Tourist chocolate


If you live in a male-dominated household – for instance with your beloved husband and two sons – you should never, ever leave a bar of Tourist chocolate on the kitchen table and then disappear for a minute to hang out the washing, while thinking about how much you’ll enjoy the raisin-, hazelnut- and almond-filled chocolate bar with a cup of coffee when you get back inside. Because there won’t be any left. Not a single piece, not the tiniest crumb. Gone without a trace. There’ll only be hastily torn silver foil.
And it won’t just happen at home, it’ll happen anywhere you leave the chocolate bar unattended and where men are likely to be loitering. In other words, everywhere. It is said that Tourist chocolate is a man’s chocolate. But only because women don’t usually get the chance to even grab a square.

Launched: late 1960s, early 1970s
Produced by: Chocolat Frey AG, Buchs AG
No. of units sold since 1998: well over 50 million bars

Ice lollies


It’s a glorious summer’s day, just before lunch on Saturday. A father is sitting with his two young children in the garden of a restaurant. Coloured cardboard signs dangle from the vine-covered pergola. One says vanilla ice cream, another says chocolate, while strawberry, mocha and pistachio are written on the others. The older child, who can’t read yet, asks: “What does that say?” His father answers: “Closed on Sundays.”
And all remains quiet in the garden.

Children, you’ll be glad to hear that Migros sells ice lollies – in multipacks. On the packaging – which was created by the Zurich graphic designer Hans Uster decades ago and, according to producers Midor, is set to remain the same for decades to come – there’s a picture of an ice lolly as well as seals, racoons, koala bears, zebras, chimpanzees and butterflies. So all children know which freezer cabinet to head for to demand what they want. Migros added the lollies to its range of products in 1975. Today, they are leading items: in 2009, more than 28.3 million lollies were sold. And some of them were no doubt polished off before lunch.

Launched: 1975
Produced by: Midor AG
No. of lollies sold since 2003: 197.5 million


An apple stem cell serum becomes a big seller in 2009


“Praised to the heavens by US Vogue and Swiss newspaper 20 Minuten”, says a poster in the cosmetics department at the Migros Zugerland shopping centre. The shelf to which the poster is attached is virtually empty. Just two jars of Zoé Night Renewal Booster are left.
Since reports about the anti-aging serum appeared in the press, it has become a must-have. It’s all down to the active ingredient PhytoCellTecTM Malus Domestica, or to put it simply: apple stem cell extract. The Mibelle biochemistry researchers produced it using Uttwiler Spätlauber apples, a variety which rarely used to hit the headlines. The fruit is much too sour to eat and there aren’t even very many trees left. But - and this is what the cosmetic industry researchers knew - the Uttwiler Spätlauber variety keeps well, much better than other varieties, and… it doesn’t go wrinkly!
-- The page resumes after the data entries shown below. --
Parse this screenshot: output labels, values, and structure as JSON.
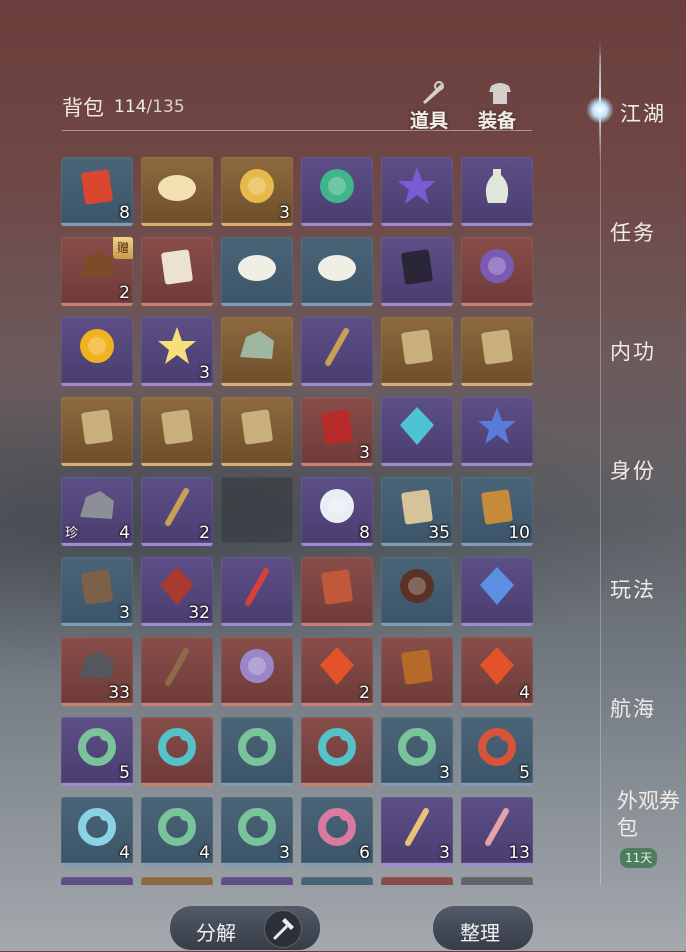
{
  "header": {
    "title": "背包",
    "count": "114",
    "max": "/135"
  },
  "header_tabs": [
    {
      "label": "道具"
    },
    {
      "label": "装备"
    }
  ],
  "items": [
    [
      {
        "q": "blue",
        "icon": "fu-talisman-icon",
        "qty": "8"
      },
      {
        "q": "gold",
        "icon": "scholar-portrait-icon",
        "qty": ""
      },
      {
        "q": "gold",
        "icon": "gold-coin-bird-icon",
        "qty": "3"
      },
      {
        "q": "purple",
        "icon": "green-gem-icon",
        "qty": ""
      },
      {
        "q": "purple",
        "icon": "purple-flower-icon",
        "qty": ""
      },
      {
        "q": "purple",
        "icon": "porcelain-vase-icon",
        "qty": ""
      }
    ],
    [
      {
        "q": "red",
        "icon": "ore-icon",
        "qty": "2",
        "badge": "赠"
      },
      {
        "q": "red",
        "icon": "scroll-icon",
        "qty": ""
      },
      {
        "q": "blue",
        "icon": "dumpling-plate-icon",
        "qty": ""
      },
      {
        "q": "blue",
        "icon": "dumpling-plate-icon",
        "qty": ""
      },
      {
        "q": "purple",
        "icon": "book-icon",
        "qty": ""
      },
      {
        "q": "red",
        "icon": "bowl-icon",
        "qty": ""
      }
    ],
    [
      {
        "q": "purple",
        "icon": "golden-rose-icon",
        "qty": ""
      },
      {
        "q": "purple",
        "icon": "golden-flame-icon",
        "qty": "3"
      },
      {
        "q": "gold",
        "icon": "jade-stone-icon",
        "qty": ""
      },
      {
        "q": "purple",
        "icon": "brush-icon",
        "qty": ""
      },
      {
        "q": "gold",
        "icon": "manuscript-icon",
        "qty": ""
      },
      {
        "q": "gold",
        "icon": "manuscript-icon",
        "qty": ""
      }
    ],
    [
      {
        "q": "gold",
        "icon": "manuscript-icon",
        "qty": ""
      },
      {
        "q": "gold",
        "icon": "manuscript-icon",
        "qty": ""
      },
      {
        "q": "gold",
        "icon": "manuscript-icon",
        "qty": ""
      },
      {
        "q": "red",
        "icon": "red-envelope-icon",
        "qty": "3"
      },
      {
        "q": "purple",
        "icon": "blue-crystal-icon",
        "qty": ""
      },
      {
        "q": "purple",
        "icon": "blue-flower-branch-icon",
        "qty": ""
      }
    ],
    [
      {
        "q": "purple",
        "icon": "rock-icon",
        "qty": "4",
        "tag": "珍"
      },
      {
        "q": "purple",
        "icon": "brush-icon",
        "qty": "2"
      },
      {
        "q": "empty"
      },
      {
        "q": "purple",
        "icon": "pearl-icon",
        "qty": "8"
      },
      {
        "q": "blue",
        "icon": "token-icon",
        "qty": "35"
      },
      {
        "q": "blue",
        "icon": "ticket-icon",
        "qty": "10"
      }
    ],
    [
      {
        "q": "blue",
        "icon": "tools-icon",
        "qty": "3"
      },
      {
        "q": "purple",
        "icon": "medal-icon",
        "qty": "32"
      },
      {
        "q": "purple",
        "icon": "ribbon-icon",
        "qty": ""
      },
      {
        "q": "red",
        "icon": "paper-note-icon",
        "qty": ""
      },
      {
        "q": "blue",
        "icon": "chocolate-icon",
        "qty": ""
      },
      {
        "q": "purple",
        "icon": "gem-pile-icon",
        "qty": ""
      }
    ],
    [
      {
        "q": "red",
        "icon": "iron-ore-icon",
        "qty": "33"
      },
      {
        "q": "red",
        "icon": "staff-icon",
        "qty": ""
      },
      {
        "q": "red",
        "icon": "amulet-icon",
        "qty": ""
      },
      {
        "q": "red",
        "icon": "fire-crystal-icon",
        "qty": "2"
      },
      {
        "q": "red",
        "icon": "hammer-icon",
        "qty": ""
      },
      {
        "q": "red",
        "icon": "fire-crystal-icon",
        "qty": "4"
      }
    ],
    [
      {
        "q": "purple",
        "icon": "green-jade-icon",
        "qty": "5"
      },
      {
        "q": "red",
        "icon": "teal-jade-icon",
        "qty": ""
      },
      {
        "q": "blue",
        "icon": "green-jade-icon",
        "qty": ""
      },
      {
        "q": "red",
        "icon": "teal-jade-icon",
        "qty": ""
      },
      {
        "q": "blue",
        "icon": "green-jade-icon",
        "qty": "3"
      },
      {
        "q": "blue",
        "icon": "red-jade-icon",
        "qty": "5"
      }
    ],
    [
      {
        "q": "blue",
        "icon": "blue-jade-icon",
        "qty": "4"
      },
      {
        "q": "blue",
        "icon": "green-jade-icon",
        "qty": "4"
      },
      {
        "q": "blue",
        "icon": "green-jade-icon",
        "qty": "3"
      },
      {
        "q": "blue",
        "icon": "pink-jade-icon",
        "qty": "6"
      },
      {
        "q": "purple",
        "icon": "charm-tag-icon",
        "qty": "3"
      },
      {
        "q": "purple",
        "icon": "pink-tag-icon",
        "qty": "13"
      }
    ],
    [
      {
        "q": "purple",
        "icon": "",
        "qty": ""
      },
      {
        "q": "gold",
        "icon": "",
        "qty": ""
      },
      {
        "q": "purple",
        "icon": "",
        "qty": ""
      },
      {
        "q": "blue",
        "icon": "",
        "qty": ""
      },
      {
        "q": "red",
        "icon": "",
        "qty": ""
      },
      {
        "q": "empty"
      }
    ]
  ],
  "sidebar": [
    {
      "label": "江湖",
      "active": true
    },
    {
      "label": "任务"
    },
    {
      "label": "内功"
    },
    {
      "label": "身份"
    },
    {
      "label": "玩法"
    },
    {
      "label": "航海"
    },
    {
      "label": "外观券包",
      "badge": "11天"
    }
  ],
  "buttons": {
    "decompose": "分解",
    "sort": "整理"
  },
  "colors": {
    "accent_glow": "#bfe6ff",
    "badge_green": "#4d7c5e"
  }
}
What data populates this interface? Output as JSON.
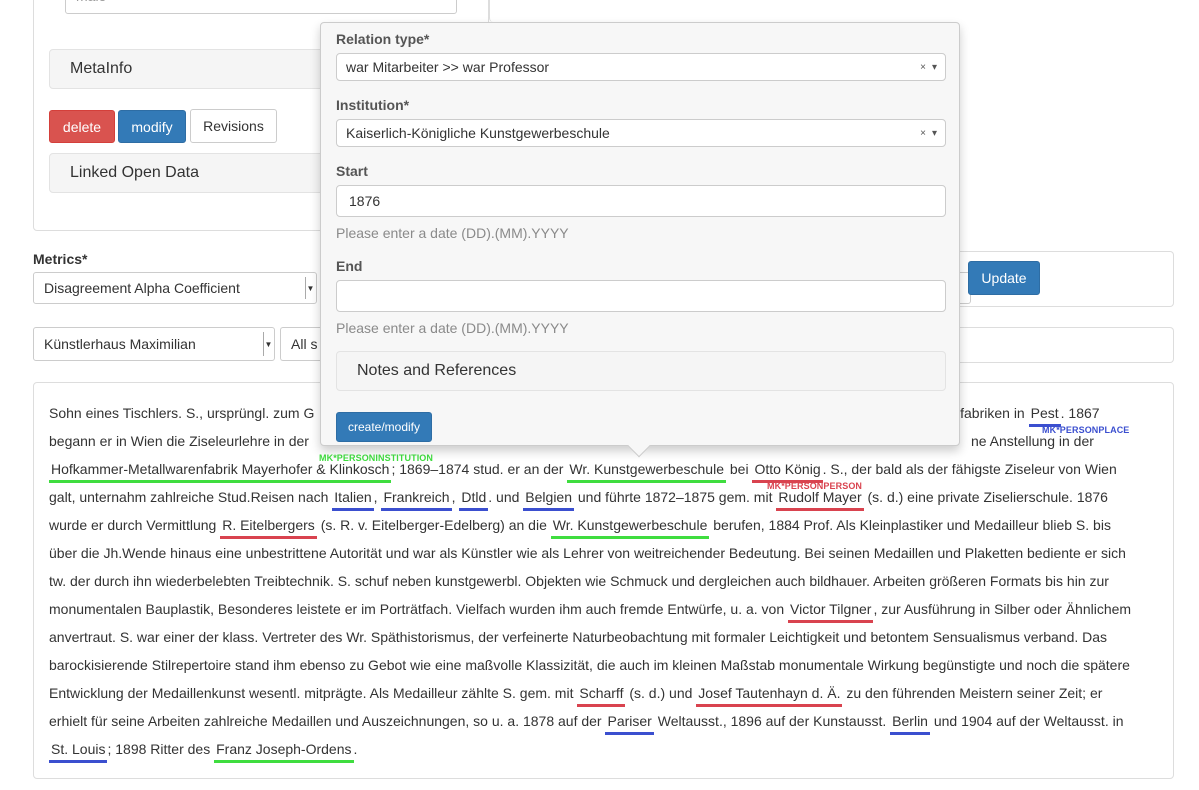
{
  "top_form": {
    "partial_field_value": "male",
    "metainfo_label": "MetaInfo",
    "delete_label": "delete",
    "modify_label": "modify",
    "revisions_label": "Revisions",
    "lod_label": "Linked Open Data"
  },
  "metrics": {
    "label": "Metrics*",
    "selected": "Disagreement Alpha Coefficient",
    "update_label": "Update"
  },
  "filter": {
    "project_selected": "Künstlerhaus Maximilian",
    "second_selected_partial": "All s"
  },
  "popover": {
    "relation_type_label": "Relation type*",
    "relation_type_value": "war Mitarbeiter >> war Professor",
    "institution_label": "Institution*",
    "institution_value": "Kaiserlich-Königliche Kunstgewerbeschule",
    "start_label": "Start",
    "start_value": "1876",
    "start_help": "Please enter a date (DD).(MM).YYYY",
    "end_label": "End",
    "end_value": "",
    "end_help": "Please enter a date (DD).(MM).YYYY",
    "notes_label": "Notes and References",
    "submit_label": "create/modify",
    "clear_glyph": "×",
    "dropdown_glyph": "▾"
  },
  "tags": {
    "person_institution": "MK*PERSONINSTITUTION",
    "person_place": "MK*PERSONPLACE",
    "person_person": "MK*PERSONPERSON"
  },
  "text": {
    "l1_a": "Sohn eines Tischlers. S., ursprüngl. zum G",
    "l1_b": "nfabriken in",
    "l1_pest": "Pest",
    "l1_c": ". 1867",
    "l2_a": "begann er in Wien die Ziseleurlehre in der",
    "l2_b": "ne Anstellung in der",
    "l3_hof": "Hofkammer-Metallwarenfabrik Mayerhofer & Klinkosch",
    "l3_a": "; 1869–1874 stud. er an der",
    "l3_kgs": "Wr. Kunstgewerbeschule",
    "l3_b": "bei",
    "l3_otto": "Otto König",
    "l3_c": ". S., der bald als der fähigste Ziseleur von Wien",
    "l4_a": "galt, unternahm zahlreiche Stud.Reisen nach",
    "l4_italien": "Italien",
    "l4_frankreich": "Frankreich",
    "l4_dtld": "Dtld",
    "l4_b": ". und",
    "l4_belgien": "Belgien",
    "l4_c": "und führte 1872–1875 gem. mit",
    "l4_mayer": "Rudolf Mayer",
    "l4_d": "(s. d.) eine private Ziselierschule. 1876",
    "l5_a": "wurde er durch Vermittlung",
    "l5_eitel": "R. Eitelbergers",
    "l5_b": "(s. R. v. Eitelberger-Edelberg) an die",
    "l5_kgs": "Wr. Kunstgewerbeschule",
    "l5_c": "berufen, 1884 Prof. Als Kleinplastiker und Medailleur blieb S. bis",
    "l6": "über die Jh.Wende hinaus eine unbestrittene Autorität und war als Künstler wie als Lehrer von weitreichender Bedeutung. Bei seinen Medaillen und Plaketten bediente er sich",
    "l7": "tw. der durch ihn wiederbelebten Treibtechnik. S. schuf neben kunstgewerbl. Objekten wie Schmuck und dergleichen auch bildhauer. Arbeiten größeren Formats bis hin zur",
    "l8_a": "monumentalen Bauplastik, Besonderes leistete er im Porträtfach. Vielfach wurden ihm auch fremde Entwürfe, u. a. von",
    "l8_tilgner": "Victor Tilgner",
    "l8_b": ", zur Ausführung in Silber oder Ähnlichem",
    "l9": "anvertraut. S. war einer der klass. Vertreter des Wr. Späthistorismus, der verfeinerte Naturbeobachtung mit formaler Leichtigkeit und betontem Sensualismus verband. Das",
    "l10": "barockisierende Stilrepertoire stand ihm ebenso zu Gebot wie eine maßvolle Klassizität, die auch im kleinen Maßstab monumentale Wirkung begünstigte und noch die spätere",
    "l11_a": "Entwicklung der Medaillenkunst wesentl. mitprägte. Als Medailleur zählte S. gem. mit",
    "l11_scharff": "Scharff",
    "l11_b": "(s. d.) und",
    "l11_taut": "Josef Tautenhayn d. Ä.",
    "l11_c": "zu den führenden Meistern seiner Zeit; er",
    "l12_a": "erhielt für seine Arbeiten zahlreiche Medaillen und Auszeichnungen, so u. a. 1878 auf der",
    "l12_pariser": "Pariser",
    "l12_b": "Weltausst., 1896 auf der Kunstausst.",
    "l12_berlin": "Berlin",
    "l12_c": "und 1904 auf der Weltausst. in",
    "l13_stlouis": "St. Louis",
    "l13_a": "; 1898 Ritter des",
    "l13_fj": "Franz Joseph-Ordens",
    "l13_b": "."
  }
}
The Mibelle chemists turned to the research station Agroscope Changins-Wädenswil (ACW) with a few of the rare apples, and after four years’ work in the lab managed to cultivate Uttwiler Spätlauber stem cells. This resulted in the active ingredient Phyto CellTecTM Malus Domestica.
News of the plant stem cells, which boost the vitality and lifespan of skin stem cells, spurred the international cosmetics industry into action. Lancôme and Clark's Botanical were soon knocking at the door of Mibelle Biochemistry – a Mibelle business unit – and ordering the ingredient for their products. What’s more, Uttwiler Spätlauber has also attracted the attention of the White House. According to US Vogue, first lady Michelle Obama is also a fan of anti-aging cream with Mibelle’s active ingredient. But anyone who wants to follow suit here in Switzerland has to hurry. The two products so far launched – a night serum and a lip and eye serum – are in great demand. In summer 2010, a day cream will be added to the range.
And as US Vogue wrote: an apple a day may keep wrinkles away.

Launched: October 2009
Produced by: Mibelle
No. of units sold since launch: Night Renewal Booster, 34,556 (6th October 2009 to 20th January 2010); Lip & Eye Flash Program, 14,998 (6th October 2009 to 20th January 2010)
Award: European Cosmetics Innovation Prize 2008; Category: Best Active Ingredient